===== EXERCISE INPUTS =====

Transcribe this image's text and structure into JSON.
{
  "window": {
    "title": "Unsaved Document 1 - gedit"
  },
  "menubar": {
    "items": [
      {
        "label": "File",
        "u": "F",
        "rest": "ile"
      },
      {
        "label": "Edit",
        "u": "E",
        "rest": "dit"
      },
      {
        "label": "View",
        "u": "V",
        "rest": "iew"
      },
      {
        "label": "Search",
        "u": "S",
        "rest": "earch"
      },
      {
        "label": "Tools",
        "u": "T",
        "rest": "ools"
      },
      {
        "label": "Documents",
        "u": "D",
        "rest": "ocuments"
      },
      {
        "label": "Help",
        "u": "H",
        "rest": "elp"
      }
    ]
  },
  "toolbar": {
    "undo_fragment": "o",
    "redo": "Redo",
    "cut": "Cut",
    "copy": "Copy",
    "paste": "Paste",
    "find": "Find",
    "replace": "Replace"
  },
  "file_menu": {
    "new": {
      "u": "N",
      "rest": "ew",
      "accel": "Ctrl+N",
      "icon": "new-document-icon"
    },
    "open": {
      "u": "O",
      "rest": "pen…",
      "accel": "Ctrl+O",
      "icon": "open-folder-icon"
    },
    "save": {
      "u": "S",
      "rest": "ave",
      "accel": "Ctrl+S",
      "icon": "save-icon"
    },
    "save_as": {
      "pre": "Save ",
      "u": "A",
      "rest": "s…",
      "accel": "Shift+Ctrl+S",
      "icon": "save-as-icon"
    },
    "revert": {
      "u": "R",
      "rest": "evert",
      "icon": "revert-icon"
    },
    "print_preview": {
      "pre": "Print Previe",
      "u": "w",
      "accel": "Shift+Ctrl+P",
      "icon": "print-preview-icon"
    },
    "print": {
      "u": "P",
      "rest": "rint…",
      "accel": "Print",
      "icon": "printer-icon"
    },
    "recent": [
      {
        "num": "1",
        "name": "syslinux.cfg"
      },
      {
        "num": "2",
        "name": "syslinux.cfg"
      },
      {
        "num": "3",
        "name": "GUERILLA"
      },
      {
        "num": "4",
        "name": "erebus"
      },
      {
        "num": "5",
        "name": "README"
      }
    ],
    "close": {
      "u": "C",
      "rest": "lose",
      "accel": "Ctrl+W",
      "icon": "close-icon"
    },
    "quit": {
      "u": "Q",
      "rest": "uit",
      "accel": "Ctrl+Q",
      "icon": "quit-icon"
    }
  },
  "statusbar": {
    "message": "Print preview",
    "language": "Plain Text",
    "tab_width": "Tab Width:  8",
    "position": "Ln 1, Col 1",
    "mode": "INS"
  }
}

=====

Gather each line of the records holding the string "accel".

      "accel": "Ctrl+N",
      "accel": "Ctrl+O",
      "accel": "Ctrl+S",
      "accel": "Shift+Ctrl+S",
      "accel": "Shift+Ctrl+P",
      "accel": "Print",
      "accel": "Ctrl+W",
      "accel": "Ctrl+Q",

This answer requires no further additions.